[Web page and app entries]
○ ○ ○ ○

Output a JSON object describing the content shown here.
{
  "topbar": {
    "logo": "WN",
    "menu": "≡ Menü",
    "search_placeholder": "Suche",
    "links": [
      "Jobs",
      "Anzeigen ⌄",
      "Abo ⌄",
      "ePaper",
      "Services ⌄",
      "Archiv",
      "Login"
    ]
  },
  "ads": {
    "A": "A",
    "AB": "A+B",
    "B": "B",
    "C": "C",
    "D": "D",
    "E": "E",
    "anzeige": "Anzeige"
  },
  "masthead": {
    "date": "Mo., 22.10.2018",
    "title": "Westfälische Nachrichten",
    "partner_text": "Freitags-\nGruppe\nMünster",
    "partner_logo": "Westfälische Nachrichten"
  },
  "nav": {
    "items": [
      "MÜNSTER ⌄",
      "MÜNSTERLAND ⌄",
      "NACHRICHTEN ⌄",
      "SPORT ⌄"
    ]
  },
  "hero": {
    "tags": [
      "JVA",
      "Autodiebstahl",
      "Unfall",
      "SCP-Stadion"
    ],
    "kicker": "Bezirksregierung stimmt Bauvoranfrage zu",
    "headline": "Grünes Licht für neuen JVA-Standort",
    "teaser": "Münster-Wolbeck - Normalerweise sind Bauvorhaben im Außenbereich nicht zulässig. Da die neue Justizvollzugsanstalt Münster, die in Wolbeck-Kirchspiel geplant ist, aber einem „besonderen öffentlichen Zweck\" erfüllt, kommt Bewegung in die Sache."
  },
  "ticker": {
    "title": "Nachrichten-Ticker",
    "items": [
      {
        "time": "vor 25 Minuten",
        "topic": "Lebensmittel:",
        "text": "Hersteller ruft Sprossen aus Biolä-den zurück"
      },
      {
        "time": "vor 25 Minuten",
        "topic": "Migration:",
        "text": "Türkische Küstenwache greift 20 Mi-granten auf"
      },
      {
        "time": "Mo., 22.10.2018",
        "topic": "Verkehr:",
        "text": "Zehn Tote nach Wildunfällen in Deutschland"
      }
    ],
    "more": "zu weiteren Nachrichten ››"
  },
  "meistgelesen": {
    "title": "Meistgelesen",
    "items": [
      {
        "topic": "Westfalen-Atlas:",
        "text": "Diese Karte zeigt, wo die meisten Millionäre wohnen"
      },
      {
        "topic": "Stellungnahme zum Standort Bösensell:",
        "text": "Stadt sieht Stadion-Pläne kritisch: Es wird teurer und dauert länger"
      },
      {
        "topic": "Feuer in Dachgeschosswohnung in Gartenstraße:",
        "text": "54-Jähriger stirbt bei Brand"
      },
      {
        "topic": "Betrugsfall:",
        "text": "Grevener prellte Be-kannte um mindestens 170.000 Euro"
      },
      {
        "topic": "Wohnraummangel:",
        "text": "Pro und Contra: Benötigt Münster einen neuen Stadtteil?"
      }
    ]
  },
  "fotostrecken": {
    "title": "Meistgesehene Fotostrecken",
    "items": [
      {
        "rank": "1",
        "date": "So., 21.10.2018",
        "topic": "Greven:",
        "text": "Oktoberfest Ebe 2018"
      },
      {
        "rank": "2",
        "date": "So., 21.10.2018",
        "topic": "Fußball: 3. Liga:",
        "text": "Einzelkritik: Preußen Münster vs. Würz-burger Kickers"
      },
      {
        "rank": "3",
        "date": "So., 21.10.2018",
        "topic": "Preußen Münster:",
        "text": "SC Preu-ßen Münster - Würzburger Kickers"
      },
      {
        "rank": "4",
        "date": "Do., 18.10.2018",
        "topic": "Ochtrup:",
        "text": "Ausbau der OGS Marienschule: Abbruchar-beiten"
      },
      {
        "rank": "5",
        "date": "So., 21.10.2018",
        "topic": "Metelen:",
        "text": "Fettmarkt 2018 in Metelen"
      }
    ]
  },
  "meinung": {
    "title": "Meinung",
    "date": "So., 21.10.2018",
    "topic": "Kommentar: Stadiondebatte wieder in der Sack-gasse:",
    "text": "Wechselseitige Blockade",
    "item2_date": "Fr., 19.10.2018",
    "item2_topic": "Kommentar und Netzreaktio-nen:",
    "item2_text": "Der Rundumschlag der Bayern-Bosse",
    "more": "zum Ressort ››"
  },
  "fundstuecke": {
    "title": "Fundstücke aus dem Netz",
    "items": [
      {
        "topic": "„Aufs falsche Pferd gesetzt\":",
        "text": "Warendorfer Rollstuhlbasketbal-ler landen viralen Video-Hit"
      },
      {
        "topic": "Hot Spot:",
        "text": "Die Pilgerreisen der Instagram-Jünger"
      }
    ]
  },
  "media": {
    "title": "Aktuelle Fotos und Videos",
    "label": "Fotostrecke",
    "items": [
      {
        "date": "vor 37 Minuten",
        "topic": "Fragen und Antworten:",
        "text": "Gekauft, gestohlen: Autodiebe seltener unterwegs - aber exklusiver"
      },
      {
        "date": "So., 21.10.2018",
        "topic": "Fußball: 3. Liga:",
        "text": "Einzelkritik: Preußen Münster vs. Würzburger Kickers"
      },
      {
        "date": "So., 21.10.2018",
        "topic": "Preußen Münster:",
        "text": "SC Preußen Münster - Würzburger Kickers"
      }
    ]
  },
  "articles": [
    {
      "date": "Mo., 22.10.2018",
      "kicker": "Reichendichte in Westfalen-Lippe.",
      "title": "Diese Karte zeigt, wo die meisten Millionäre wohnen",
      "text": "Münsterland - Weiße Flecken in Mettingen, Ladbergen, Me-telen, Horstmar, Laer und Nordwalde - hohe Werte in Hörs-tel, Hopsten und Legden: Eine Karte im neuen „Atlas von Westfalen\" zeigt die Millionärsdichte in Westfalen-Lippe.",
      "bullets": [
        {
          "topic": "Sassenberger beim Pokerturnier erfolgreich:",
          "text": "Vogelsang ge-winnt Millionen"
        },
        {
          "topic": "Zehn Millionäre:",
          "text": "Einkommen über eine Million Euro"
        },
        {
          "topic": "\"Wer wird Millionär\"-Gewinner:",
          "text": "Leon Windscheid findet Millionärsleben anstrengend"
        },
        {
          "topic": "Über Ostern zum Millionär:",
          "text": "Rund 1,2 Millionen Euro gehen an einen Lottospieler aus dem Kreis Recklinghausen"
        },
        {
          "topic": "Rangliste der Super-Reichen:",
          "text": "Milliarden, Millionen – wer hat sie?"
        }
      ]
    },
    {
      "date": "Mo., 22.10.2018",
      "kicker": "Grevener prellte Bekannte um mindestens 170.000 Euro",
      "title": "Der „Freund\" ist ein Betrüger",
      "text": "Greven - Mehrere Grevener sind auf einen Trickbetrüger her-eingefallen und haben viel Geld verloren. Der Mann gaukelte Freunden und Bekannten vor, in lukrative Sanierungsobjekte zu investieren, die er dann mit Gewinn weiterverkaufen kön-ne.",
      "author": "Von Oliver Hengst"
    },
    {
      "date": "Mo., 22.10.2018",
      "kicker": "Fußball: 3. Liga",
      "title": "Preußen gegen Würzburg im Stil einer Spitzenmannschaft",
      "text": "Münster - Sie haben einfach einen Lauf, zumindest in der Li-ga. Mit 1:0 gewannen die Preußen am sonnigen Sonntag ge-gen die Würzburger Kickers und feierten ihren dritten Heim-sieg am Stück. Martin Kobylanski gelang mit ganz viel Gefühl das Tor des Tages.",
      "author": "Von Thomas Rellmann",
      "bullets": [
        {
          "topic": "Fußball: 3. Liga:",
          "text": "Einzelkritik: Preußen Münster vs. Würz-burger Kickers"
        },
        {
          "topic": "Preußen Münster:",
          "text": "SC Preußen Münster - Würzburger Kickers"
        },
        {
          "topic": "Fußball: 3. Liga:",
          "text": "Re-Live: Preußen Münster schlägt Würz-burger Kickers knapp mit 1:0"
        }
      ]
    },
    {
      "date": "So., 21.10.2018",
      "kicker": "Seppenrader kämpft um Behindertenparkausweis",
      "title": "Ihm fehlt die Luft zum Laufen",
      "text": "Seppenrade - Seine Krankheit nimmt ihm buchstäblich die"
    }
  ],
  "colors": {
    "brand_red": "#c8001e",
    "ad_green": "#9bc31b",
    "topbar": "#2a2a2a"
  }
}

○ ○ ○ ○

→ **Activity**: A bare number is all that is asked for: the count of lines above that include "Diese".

→ **Expected answer**: 2